ERROL PARKER | Editor-at-large | Contact
AS NETFLIX COMES through on its promise to shut the door on Australian VPN users, consumers have hit back, saying that they wouldn’t have to circumvent geo-blocking if the local catalogue was as comprehensive and satisfying as the American one.
The Australian version of Netflix has six times less content and costs more.
One local subscriber has likened the situation to having a fridge full of vegetables, grains, fruits and juices – which won’t kill you, it’s just that normal people need a bit of meat.
Any that’s where the problem lies within. There is no meat in the Australian version of Netflix. It’s the equivalent of being offered a double bacon cheeseburger but decided to have a cucumber sandwich instead.
Former meat and livestock advocate, Sam Neil, has described the dire situation in a letter to the New Zealand Herald this morning.
“The battle they’re fighting is futile, this is always the case when you pit socialism against capitalism,” wrote Neil.
“Eating red meat is what separated us from the other great apes. If you force Australian and New Zealandese audiences to watch the smorgasbord of sustained mediocrity that Netflix Australia peddles out, we’re not going to evolve like other audiences.”
In response to this legal power play by the content distributor, many Australians have said they’re just going to go back to pirating TV shows and movies – because it’s free and better.
Soft-handed and unconfident Brisbane lawyer, Greg Bahn said he tried to watch The Great Gatsby last night, only to find it wasn’t available through his Netflix subscription, despite the movie being made here.
“I couldn’t get it so I just downloaded it. I know it’s illegal but so is speeding in a school zone and I sometimes to that,” said Bahn.
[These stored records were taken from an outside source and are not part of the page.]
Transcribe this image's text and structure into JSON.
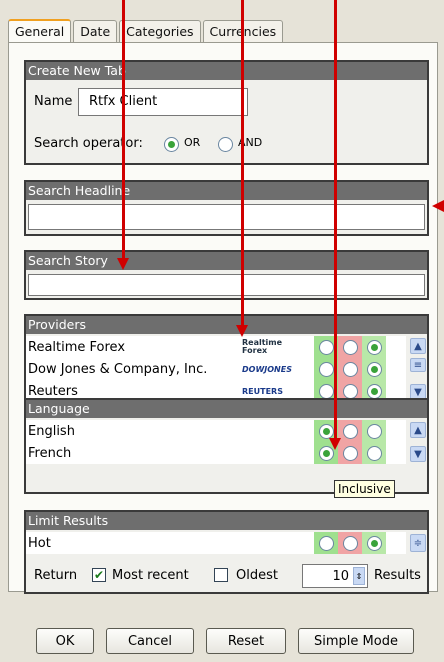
{
  "tabs": [
    {
      "label": "General"
    },
    {
      "label": "Date"
    },
    {
      "label": "Categories"
    },
    {
      "label": "Currencies"
    }
  ],
  "create_tab": {
    "header": "Create New Tab",
    "name_label": "Name",
    "name_value": "Rtfx Client",
    "search_operator_label": "Search operator:",
    "or_label": "OR",
    "and_label": "AND"
  },
  "search_headline": {
    "header": "Search Headline",
    "value": ""
  },
  "search_story": {
    "header": "Search Story",
    "value": ""
  },
  "providers": {
    "header": "Providers",
    "items": [
      {
        "name": "Realtime Forex",
        "logo": "Realtime Forex",
        "logo_line2": "Forex",
        "logo_line1": "Realtime"
      },
      {
        "name": "Dow Jones & Company, Inc.",
        "logo": "DOWJONES"
      },
      {
        "name": "Reuters",
        "logo": "REUTERS"
      }
    ]
  },
  "language": {
    "header": "Language",
    "items": [
      {
        "name": "English"
      },
      {
        "name": "French"
      }
    ],
    "tooltip": "Inclusive"
  },
  "limit_results": {
    "header": "Limit Results",
    "items": [
      {
        "name": "Hot"
      }
    ],
    "return_label": "Return",
    "most_recent_label": "Most recent",
    "oldest_label": "Oldest",
    "count_value": "10",
    "results_label": "Results"
  },
  "buttons": {
    "ok": "OK",
    "cancel": "Cancel",
    "reset": "Reset",
    "simple_mode": "Simple Mode"
  },
  "colors": {
    "annotation_arrow": "#d00000",
    "group_header": "#6e6e6e",
    "include_cell": "#9fe08f",
    "exclude_cell": "#f0a4a4"
  }
}
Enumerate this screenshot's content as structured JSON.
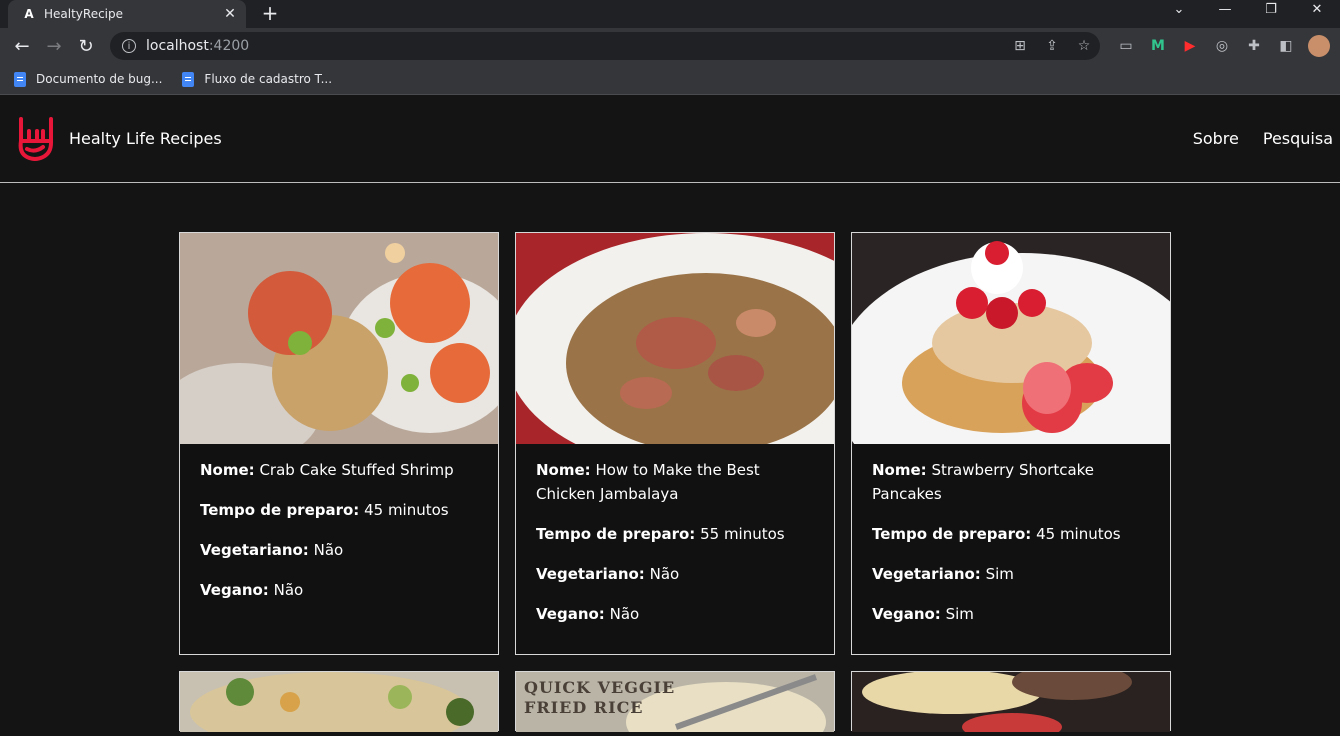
{
  "browser": {
    "tab_title": "HealtyRecipe",
    "url_host": "localhost",
    "url_port": ":4200",
    "bookmarks": [
      "Documento de bug...",
      "Fluxo de cadastro T..."
    ]
  },
  "header": {
    "brand": "Healty Life Recipes",
    "nav": [
      "Sobre",
      "Pesquisa"
    ]
  },
  "labels": {
    "name": "Nome:",
    "prep": "Tempo de preparo:",
    "veg": "Vegetariano:",
    "vegan": "Vegano:"
  },
  "recipes": [
    {
      "name": "Crab Cake Stuffed Shrimp",
      "prep_time": "45 minutos",
      "vegetarian": "Não",
      "vegan": "Não"
    },
    {
      "name": "How to Make the Best Chicken Jambalaya",
      "prep_time": "55 minutos",
      "vegetarian": "Não",
      "vegan": "Não"
    },
    {
      "name": "Strawberry Shortcake Pancakes",
      "prep_time": "45 minutos",
      "vegetarian": "Sim",
      "vegan": "Sim"
    }
  ],
  "partial_card_texts": [
    "QUICK VEGGIE",
    "FRIED RICE"
  ],
  "colors": {
    "accent": "#e8173a",
    "background": "#141414"
  }
}
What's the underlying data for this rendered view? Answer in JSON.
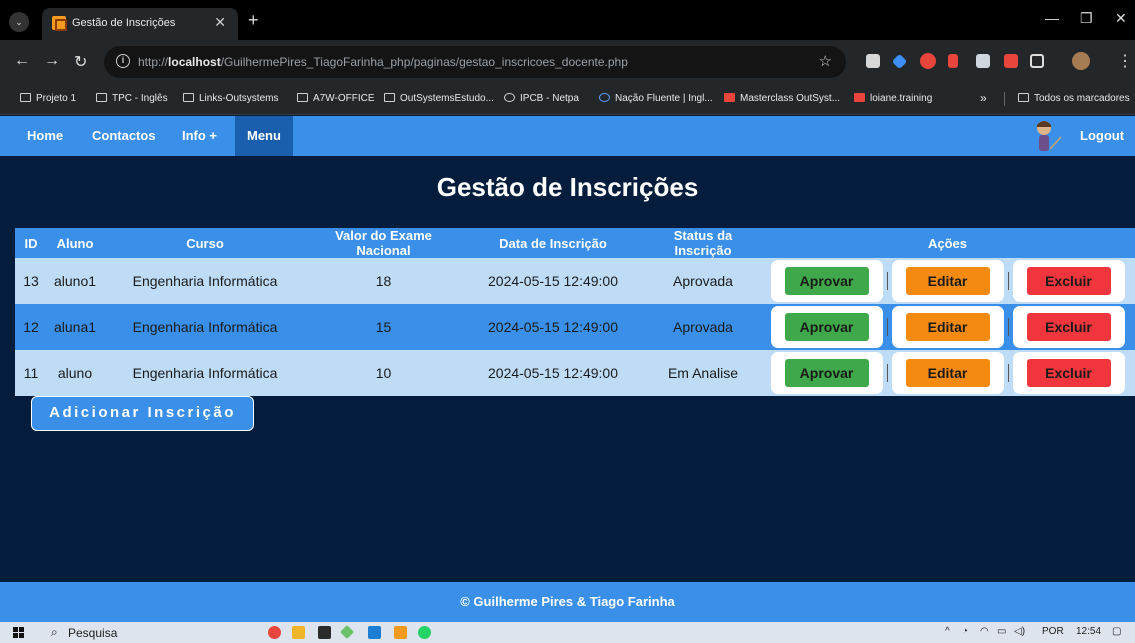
{
  "browser": {
    "tab_title": "Gestão de Inscrições",
    "url_prefix": "http://",
    "url_host": "localhost",
    "url_path": "/GuilhermePires_TiagoFarinha_php/paginas/gestao_inscricoes_docente.php",
    "bookmarks": [
      "Projeto 1",
      "TPC - Inglês",
      "Links-Outsystems",
      "A7W-OFFICE",
      "OutSystemsEstudo...",
      "IPCB - Netpa",
      "Nação Fluente | Ingl...",
      "Masterclass OutSyst...",
      "loiane.training"
    ],
    "all_bookmarks": "Todos os marcadores",
    "more": "»"
  },
  "nav": {
    "home": "Home",
    "contacts": "Contactos",
    "info": "Info +",
    "menu": "Menu",
    "logout": "Logout"
  },
  "page_title": "Gestão de Inscrições",
  "table": {
    "headers": [
      "ID",
      "Aluno",
      "Curso",
      "Valor do Exame Nacional",
      "Data de Inscrição",
      "Status da Inscrição",
      "Ações"
    ],
    "rows": [
      {
        "id": "13",
        "aluno": "aluno1",
        "curso": "Engenharia Informática",
        "valor": "18",
        "data": "2024-05-15 12:49:00",
        "status": "Aprovada"
      },
      {
        "id": "12",
        "aluno": "aluna1",
        "curso": "Engenharia Informática",
        "valor": "15",
        "data": "2024-05-15 12:49:00",
        "status": "Aprovada"
      },
      {
        "id": "11",
        "aluno": "aluno",
        "curso": "Engenharia Informática",
        "valor": "10",
        "data": "2024-05-15 12:49:00",
        "status": "Em Analise"
      }
    ],
    "approve_label": "Aprovar",
    "edit_label": "Editar",
    "delete_label": "Excluir"
  },
  "add_button": "Adicionar Inscrição",
  "footer": "© Guilherme Pires & Tiago Farinha",
  "taskbar": {
    "search": "Pesquisa",
    "lang": "POR",
    "time": "12:54"
  },
  "colors": {
    "page_bg": "#041d3d",
    "primary": "#3a8fe8",
    "row_light": "#bfdcf7",
    "approve": "#3fa84a",
    "edit": "#f58a10",
    "delete": "#f0353c"
  }
}
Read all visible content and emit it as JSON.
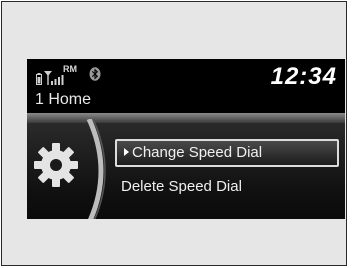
{
  "status_bar": {
    "battery_icon": "battery-icon",
    "signal_icon": "signal-strength-icon",
    "roaming_label": "RM",
    "bluetooth_icon": "bluetooth-icon",
    "clock": "12:34"
  },
  "header": {
    "title": "1 Home"
  },
  "menu": {
    "icon": "gear-icon",
    "items": [
      {
        "label": "Change Speed Dial",
        "selected": true
      },
      {
        "label": "Delete Speed Dial",
        "selected": false
      }
    ]
  },
  "colors": {
    "screen_background": "#000000",
    "text": "#f0f0f0",
    "selection_border": "#dcdcdc"
  }
}
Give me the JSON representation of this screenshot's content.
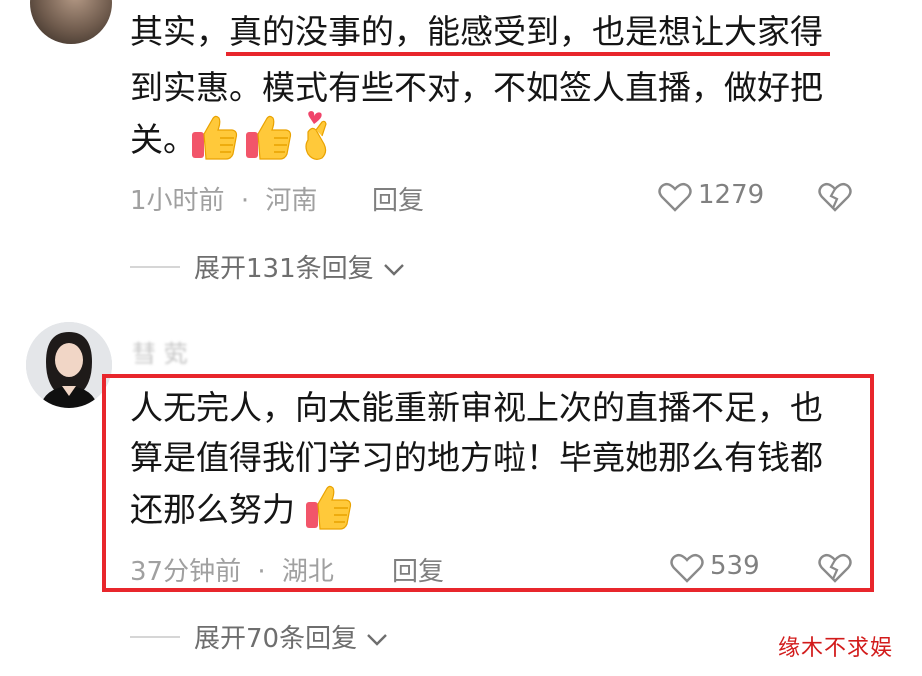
{
  "comment1": {
    "text_line1_part1": "其实，",
    "text_line1_part2": "真的没事的，能感受到，也是想让大家得",
    "text_line2": "到实惠。模式有些不对，不如签人直播，做好把",
    "text_line3": "关。",
    "time": "1小时前",
    "location": "河南",
    "reply_label": "回复",
    "like_count": "1279",
    "expand_label": "展开131条回复"
  },
  "comment2": {
    "username": "彗 䒯",
    "text_line1": "人无完人，向太能重新审视上次的直播不足，也",
    "text_line2": "算是值得我们学习的地方啦！毕竟她那么有钱都",
    "text_line3": "还那么努力",
    "time": "37分钟前",
    "location": "湖北",
    "reply_label": "回复",
    "like_count": "539",
    "expand_label": "展开70条回复"
  },
  "separator": "·",
  "watermark": "缘木不求娱",
  "colors": {
    "highlight": "#e8262c",
    "meta": "#a0a0a0",
    "text": "#151515"
  },
  "icons": [
    "heart-outline-icon",
    "broken-heart-icon",
    "thumbs-up-emoji",
    "finger-heart-emoji",
    "chevron-down-icon"
  ]
}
“You can’t even watch Australian movies on it. Last week, I suddenly decided I wanted to watch Paperback Hero with Hugh Jackman again. Nope sorry.”